[SOURCE RECORDS Boundary: Start]

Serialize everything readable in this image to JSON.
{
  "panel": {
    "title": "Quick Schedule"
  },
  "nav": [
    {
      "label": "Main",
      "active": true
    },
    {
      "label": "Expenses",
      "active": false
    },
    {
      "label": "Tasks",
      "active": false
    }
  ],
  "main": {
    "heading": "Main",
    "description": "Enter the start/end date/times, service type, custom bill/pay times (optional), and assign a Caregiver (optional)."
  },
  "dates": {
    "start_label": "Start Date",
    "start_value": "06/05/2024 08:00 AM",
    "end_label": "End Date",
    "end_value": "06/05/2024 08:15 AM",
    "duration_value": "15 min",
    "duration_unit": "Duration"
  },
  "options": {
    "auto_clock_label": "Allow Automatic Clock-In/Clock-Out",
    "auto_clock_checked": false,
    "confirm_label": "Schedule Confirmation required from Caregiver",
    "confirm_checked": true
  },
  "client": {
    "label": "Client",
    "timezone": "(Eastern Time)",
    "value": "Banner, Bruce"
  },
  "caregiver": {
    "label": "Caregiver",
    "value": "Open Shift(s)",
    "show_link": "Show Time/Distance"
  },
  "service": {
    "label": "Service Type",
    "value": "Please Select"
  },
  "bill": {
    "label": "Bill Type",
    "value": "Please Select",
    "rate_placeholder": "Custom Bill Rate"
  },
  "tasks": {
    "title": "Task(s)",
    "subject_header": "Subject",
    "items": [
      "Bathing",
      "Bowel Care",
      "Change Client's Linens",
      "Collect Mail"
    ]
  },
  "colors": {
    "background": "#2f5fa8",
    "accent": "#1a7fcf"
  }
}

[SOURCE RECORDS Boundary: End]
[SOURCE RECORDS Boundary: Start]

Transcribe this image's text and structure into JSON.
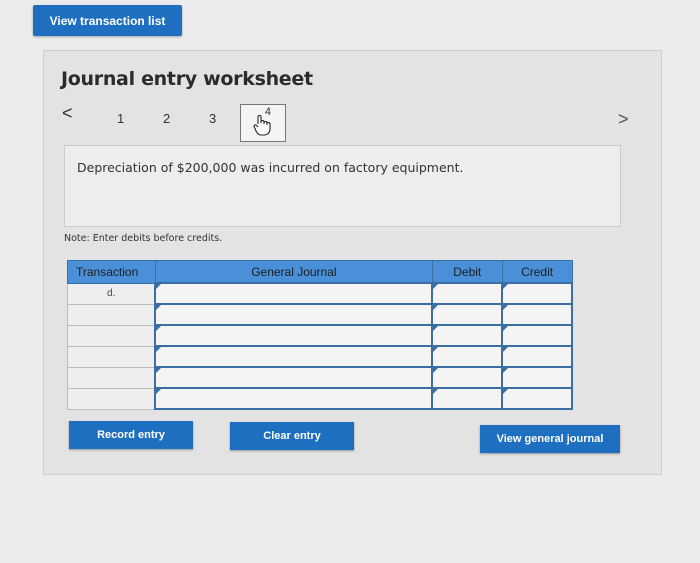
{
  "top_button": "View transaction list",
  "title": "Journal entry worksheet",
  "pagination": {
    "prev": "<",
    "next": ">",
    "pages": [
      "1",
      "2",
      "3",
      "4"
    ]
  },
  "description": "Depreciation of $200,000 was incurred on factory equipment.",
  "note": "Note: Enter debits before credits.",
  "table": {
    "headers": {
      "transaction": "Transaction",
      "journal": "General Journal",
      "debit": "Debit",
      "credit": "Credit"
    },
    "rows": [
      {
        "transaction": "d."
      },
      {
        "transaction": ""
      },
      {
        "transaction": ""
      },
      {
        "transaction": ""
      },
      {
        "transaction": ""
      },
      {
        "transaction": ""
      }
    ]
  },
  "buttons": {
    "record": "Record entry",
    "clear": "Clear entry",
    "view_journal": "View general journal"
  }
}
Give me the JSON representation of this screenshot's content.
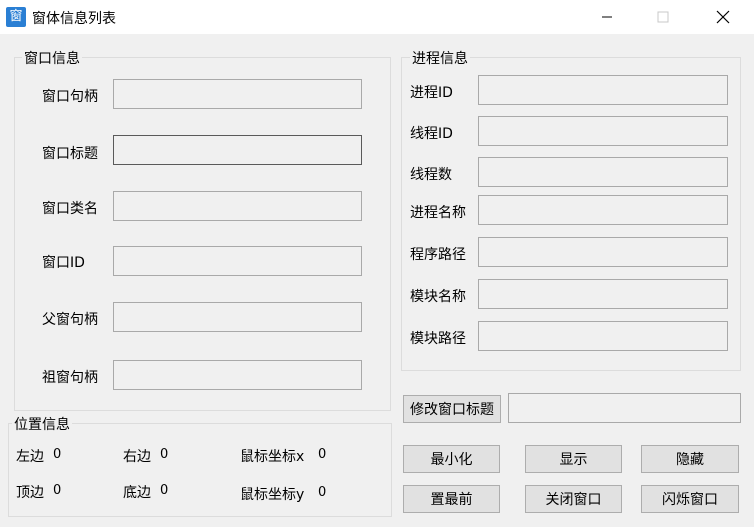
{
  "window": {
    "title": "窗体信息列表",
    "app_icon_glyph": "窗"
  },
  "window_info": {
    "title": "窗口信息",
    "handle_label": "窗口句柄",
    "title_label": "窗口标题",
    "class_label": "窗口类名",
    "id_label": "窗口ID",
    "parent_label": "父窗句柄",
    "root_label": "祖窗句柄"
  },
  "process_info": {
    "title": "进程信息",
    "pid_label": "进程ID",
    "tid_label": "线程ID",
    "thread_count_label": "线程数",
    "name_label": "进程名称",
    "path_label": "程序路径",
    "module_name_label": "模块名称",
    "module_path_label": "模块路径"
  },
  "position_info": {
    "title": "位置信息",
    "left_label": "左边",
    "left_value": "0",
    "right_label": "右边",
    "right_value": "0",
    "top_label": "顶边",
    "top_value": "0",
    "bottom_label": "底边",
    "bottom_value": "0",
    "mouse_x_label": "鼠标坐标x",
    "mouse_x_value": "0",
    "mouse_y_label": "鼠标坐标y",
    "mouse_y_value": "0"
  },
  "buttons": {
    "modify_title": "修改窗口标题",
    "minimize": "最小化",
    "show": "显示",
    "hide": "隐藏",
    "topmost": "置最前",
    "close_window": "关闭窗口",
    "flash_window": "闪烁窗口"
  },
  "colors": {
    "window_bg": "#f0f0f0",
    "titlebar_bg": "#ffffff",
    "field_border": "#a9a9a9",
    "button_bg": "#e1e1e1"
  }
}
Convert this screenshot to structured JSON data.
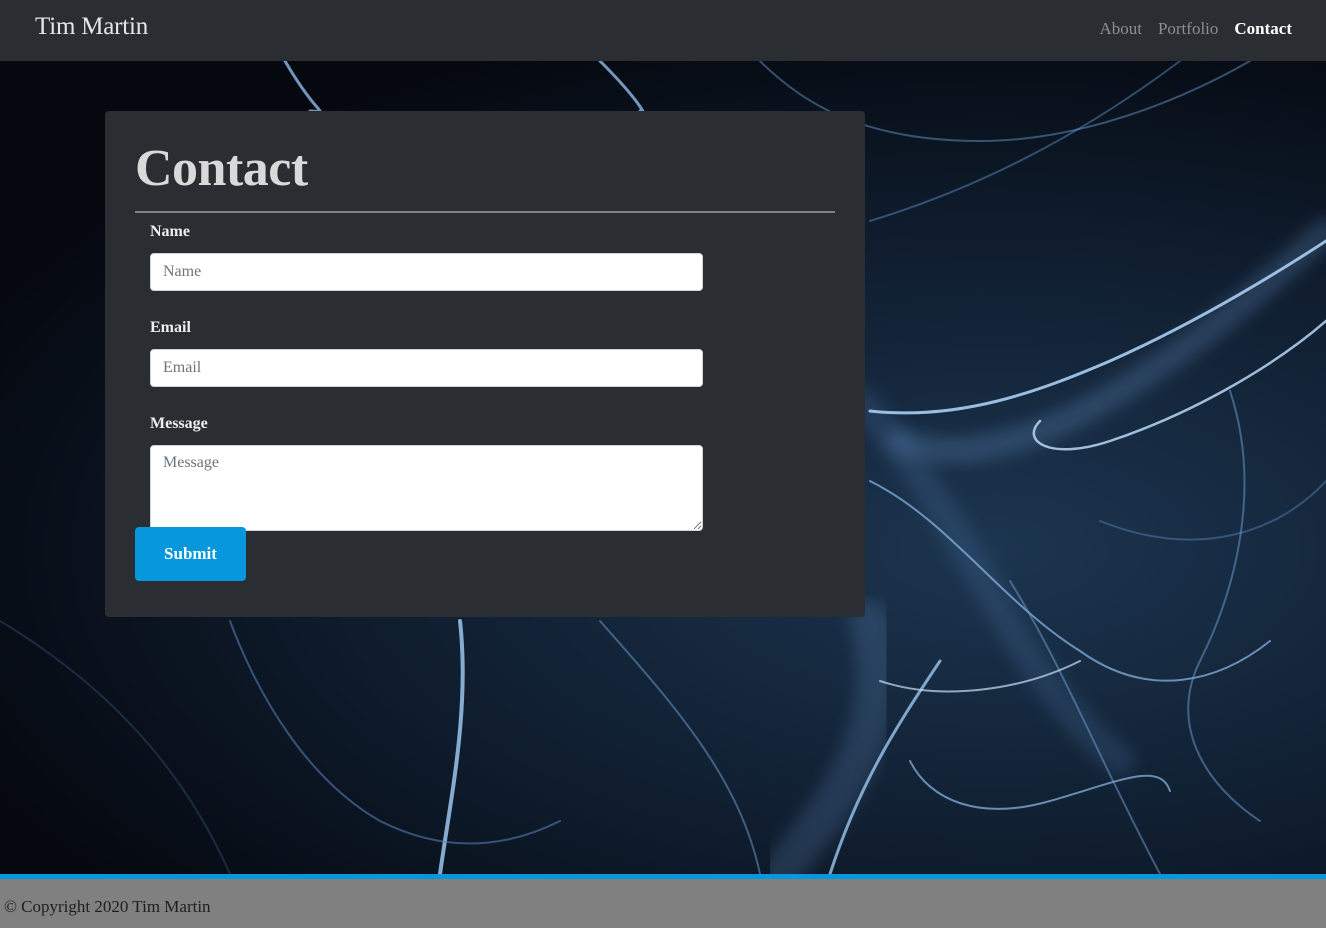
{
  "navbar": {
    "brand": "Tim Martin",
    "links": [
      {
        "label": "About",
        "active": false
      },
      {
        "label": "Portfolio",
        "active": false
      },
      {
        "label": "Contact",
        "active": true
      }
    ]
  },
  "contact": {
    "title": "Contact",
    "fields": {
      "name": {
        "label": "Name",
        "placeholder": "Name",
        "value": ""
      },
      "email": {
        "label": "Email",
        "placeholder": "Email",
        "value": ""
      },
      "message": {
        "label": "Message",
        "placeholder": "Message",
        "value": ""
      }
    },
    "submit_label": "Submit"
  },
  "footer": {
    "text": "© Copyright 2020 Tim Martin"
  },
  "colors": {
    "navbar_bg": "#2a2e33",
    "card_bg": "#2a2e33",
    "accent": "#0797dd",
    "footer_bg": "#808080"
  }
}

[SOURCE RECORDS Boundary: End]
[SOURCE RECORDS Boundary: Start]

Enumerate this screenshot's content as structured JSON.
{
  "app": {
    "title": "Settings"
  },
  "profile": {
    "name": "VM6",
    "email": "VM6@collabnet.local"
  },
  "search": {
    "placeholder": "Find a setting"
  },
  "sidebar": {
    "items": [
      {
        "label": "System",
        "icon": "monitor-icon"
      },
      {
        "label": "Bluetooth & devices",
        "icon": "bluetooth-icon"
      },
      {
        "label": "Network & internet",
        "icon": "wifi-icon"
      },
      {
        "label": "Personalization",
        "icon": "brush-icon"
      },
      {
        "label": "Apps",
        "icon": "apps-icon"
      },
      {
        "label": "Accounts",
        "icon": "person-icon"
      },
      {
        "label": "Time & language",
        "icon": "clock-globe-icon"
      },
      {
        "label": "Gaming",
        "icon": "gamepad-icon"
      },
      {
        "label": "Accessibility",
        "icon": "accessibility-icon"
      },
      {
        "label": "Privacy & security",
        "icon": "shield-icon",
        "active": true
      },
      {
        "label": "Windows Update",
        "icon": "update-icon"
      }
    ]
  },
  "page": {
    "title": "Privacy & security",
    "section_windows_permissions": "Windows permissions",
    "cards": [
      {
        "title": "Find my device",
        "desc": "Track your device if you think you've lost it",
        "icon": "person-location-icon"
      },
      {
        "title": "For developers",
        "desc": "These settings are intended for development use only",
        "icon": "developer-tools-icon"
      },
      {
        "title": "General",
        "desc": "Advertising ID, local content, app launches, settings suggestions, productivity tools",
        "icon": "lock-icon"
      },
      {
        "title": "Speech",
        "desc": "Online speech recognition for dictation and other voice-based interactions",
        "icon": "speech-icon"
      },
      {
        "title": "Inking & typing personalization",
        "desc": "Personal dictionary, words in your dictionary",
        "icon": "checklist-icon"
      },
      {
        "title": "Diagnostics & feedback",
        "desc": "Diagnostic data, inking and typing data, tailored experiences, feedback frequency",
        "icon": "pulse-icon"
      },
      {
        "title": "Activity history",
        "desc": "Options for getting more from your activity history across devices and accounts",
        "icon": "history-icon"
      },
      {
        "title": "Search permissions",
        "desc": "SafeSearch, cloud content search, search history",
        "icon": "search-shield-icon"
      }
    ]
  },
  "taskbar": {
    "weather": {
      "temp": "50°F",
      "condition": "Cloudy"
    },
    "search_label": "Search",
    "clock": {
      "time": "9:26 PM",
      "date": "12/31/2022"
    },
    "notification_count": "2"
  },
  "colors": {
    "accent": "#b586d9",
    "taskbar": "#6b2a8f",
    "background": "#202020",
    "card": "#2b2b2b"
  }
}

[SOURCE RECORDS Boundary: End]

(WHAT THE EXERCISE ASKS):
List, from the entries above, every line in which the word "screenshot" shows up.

(REPLY TO THE EXERCISE):
Give me the JSON representation of this screenshot's content.
Convert this screenshot to structured JSON data.
Enumerate this screenshot's content as structured JSON.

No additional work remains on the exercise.